Over 1,000 workers went on strike Thursday over low pay and a tightened work schedule at a factory in south China owned by the European lingerie giant Triumph International.
The strike started Thursday morning at the Hainan Youmei Underwear Company in Haikou, capital of the southernmost island province of Hainan, with over 1,000 employees complaining about the plant’s new policy that demands a faster work pace.
The recently unveiled policy requires employees to reach 40 percent in work efficiency to earn a pay bonus of 250 yuan (39 U.S. dollars).
At a salary of 700 yuan a month, workers say they can hardly make ends meet.
Wang Ruifang, a production line worker, said she has to finish her work on 40 pieces of underwear in 38 minutes to earn the 250 yuan.

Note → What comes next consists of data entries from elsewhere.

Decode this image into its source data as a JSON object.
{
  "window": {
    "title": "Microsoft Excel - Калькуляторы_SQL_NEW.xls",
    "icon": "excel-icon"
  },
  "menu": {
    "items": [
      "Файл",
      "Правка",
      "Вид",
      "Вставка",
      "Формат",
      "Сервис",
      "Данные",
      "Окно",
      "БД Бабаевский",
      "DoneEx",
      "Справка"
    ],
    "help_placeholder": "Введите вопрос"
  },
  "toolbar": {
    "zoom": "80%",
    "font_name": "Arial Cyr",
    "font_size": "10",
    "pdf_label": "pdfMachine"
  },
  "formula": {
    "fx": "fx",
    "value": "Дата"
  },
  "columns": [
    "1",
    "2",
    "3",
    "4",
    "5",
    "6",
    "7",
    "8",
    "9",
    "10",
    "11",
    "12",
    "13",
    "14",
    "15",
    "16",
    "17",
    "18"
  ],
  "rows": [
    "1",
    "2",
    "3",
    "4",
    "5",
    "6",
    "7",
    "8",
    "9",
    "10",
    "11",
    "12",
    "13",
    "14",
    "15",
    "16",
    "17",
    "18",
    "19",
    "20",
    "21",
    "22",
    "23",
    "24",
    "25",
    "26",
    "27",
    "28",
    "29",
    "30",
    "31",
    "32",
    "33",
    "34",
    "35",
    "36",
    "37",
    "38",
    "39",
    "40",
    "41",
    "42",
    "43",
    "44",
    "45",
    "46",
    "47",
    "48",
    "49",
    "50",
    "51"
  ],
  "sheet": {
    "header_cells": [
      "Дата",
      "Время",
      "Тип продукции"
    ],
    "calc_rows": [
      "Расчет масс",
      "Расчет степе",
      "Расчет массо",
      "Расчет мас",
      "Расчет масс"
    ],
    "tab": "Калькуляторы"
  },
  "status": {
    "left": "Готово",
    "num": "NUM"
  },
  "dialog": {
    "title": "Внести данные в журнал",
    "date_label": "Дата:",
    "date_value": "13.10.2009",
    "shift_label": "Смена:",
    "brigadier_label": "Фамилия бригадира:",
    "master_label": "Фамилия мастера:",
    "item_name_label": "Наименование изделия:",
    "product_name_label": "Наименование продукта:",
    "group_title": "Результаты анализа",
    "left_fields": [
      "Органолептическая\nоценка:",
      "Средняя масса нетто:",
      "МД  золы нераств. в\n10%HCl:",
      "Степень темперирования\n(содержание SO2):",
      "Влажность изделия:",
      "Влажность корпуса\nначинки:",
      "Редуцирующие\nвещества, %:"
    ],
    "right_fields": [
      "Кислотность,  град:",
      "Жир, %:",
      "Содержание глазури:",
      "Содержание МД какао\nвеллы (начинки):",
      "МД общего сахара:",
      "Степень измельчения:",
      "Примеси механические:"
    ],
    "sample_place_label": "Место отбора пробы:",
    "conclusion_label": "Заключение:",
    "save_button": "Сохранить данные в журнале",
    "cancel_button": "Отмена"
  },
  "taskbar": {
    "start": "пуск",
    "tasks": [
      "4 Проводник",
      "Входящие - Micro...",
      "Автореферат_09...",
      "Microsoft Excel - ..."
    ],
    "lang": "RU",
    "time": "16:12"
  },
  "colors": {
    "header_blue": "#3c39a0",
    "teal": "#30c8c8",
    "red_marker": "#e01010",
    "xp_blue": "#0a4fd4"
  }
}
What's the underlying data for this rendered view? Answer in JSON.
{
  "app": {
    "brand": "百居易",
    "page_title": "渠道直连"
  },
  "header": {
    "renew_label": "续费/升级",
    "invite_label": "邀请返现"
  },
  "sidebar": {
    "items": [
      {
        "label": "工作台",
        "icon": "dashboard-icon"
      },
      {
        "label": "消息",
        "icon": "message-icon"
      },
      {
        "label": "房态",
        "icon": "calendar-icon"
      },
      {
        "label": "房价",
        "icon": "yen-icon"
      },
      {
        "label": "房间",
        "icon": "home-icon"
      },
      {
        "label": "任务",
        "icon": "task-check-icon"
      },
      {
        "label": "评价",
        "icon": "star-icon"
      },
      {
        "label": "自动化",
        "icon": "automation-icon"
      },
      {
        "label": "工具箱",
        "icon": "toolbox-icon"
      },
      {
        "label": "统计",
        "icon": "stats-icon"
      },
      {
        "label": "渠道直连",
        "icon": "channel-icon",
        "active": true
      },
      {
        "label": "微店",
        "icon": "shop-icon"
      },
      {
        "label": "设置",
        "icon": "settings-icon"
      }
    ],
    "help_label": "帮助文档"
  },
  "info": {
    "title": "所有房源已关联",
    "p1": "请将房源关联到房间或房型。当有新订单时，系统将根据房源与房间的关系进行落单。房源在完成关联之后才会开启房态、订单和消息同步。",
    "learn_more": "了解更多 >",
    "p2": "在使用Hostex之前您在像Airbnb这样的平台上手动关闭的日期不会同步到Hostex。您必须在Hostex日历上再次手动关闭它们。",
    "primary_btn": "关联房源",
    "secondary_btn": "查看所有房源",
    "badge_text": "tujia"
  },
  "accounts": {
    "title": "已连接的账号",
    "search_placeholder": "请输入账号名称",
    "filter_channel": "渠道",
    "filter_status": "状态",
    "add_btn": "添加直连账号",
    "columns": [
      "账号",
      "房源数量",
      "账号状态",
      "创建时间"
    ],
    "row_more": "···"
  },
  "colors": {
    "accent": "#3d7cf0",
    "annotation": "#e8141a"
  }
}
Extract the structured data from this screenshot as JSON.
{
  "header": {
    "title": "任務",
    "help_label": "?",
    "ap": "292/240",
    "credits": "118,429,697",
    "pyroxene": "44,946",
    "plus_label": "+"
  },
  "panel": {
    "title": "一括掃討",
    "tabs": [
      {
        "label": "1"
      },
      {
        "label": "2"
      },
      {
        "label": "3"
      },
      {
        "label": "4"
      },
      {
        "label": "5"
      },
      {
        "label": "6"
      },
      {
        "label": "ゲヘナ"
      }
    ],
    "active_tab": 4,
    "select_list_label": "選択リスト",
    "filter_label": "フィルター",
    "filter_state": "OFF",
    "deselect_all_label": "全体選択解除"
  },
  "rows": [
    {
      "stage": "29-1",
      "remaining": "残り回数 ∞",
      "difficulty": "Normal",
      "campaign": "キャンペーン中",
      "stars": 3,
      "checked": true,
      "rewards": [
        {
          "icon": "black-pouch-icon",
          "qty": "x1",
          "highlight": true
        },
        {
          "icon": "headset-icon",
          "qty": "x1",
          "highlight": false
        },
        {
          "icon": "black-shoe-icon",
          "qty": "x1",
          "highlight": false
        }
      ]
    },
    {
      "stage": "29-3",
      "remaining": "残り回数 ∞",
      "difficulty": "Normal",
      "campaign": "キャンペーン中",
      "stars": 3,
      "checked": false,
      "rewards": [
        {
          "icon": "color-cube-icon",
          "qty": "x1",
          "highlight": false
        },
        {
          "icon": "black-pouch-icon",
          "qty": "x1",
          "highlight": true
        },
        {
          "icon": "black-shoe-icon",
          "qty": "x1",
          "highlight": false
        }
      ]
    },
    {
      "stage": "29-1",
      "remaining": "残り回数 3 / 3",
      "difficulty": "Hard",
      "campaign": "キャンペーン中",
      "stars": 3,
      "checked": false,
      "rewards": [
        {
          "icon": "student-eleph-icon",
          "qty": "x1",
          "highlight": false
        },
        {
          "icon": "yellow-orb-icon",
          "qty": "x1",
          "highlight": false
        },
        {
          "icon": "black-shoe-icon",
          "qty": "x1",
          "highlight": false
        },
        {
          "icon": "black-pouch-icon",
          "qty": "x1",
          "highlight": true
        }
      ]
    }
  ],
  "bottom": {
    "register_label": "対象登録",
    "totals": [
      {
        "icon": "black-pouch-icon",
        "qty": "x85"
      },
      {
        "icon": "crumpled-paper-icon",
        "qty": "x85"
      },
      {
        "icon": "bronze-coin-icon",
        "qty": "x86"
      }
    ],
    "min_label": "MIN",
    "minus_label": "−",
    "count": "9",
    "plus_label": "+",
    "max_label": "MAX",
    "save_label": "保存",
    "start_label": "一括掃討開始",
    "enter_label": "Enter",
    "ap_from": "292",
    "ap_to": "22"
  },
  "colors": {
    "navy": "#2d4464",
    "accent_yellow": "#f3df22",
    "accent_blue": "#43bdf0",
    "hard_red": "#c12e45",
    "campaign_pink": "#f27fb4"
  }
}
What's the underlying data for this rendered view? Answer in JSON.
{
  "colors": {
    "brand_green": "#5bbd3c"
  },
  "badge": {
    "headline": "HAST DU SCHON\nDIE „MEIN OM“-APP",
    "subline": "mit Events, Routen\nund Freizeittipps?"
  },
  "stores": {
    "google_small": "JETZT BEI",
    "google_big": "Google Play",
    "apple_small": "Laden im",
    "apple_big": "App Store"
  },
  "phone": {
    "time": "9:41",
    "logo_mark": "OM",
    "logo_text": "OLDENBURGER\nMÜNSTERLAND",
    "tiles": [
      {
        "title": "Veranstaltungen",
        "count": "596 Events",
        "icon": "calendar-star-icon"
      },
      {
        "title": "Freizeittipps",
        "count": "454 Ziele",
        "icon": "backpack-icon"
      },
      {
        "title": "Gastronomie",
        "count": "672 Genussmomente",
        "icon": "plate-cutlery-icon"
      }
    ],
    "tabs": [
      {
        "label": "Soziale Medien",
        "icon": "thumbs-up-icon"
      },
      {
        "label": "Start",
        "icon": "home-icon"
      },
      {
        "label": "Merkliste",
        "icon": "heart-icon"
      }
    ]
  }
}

The strike was triggered by a text message sent by the company’s human resources department early Thursday to over 800 workers who had complained about the new policy.
According to protesting workers, the text stated that “workers do not need to work on Thursday and Friday, and they should wait for a company notice telling them when to return.”
Workers interpreted this as a threat that they would be fired if they continued to complain.
The workers made several requests Thursday, such as a 250-yuan raise, shift changes, the elimination of the work-efficiency policy, and additional salary and bonus concessions.
A foreign employee who workers said is their boss declined to be interviewed.
The provincial trade union and local authorities have sent officials to help with negotiations between workers and the company.
This is the second strike at the plant since Triumph International opened it in 1992.
In November 2009, about 3,000 workers went on strike over low pay, bonuses, and vacation demands.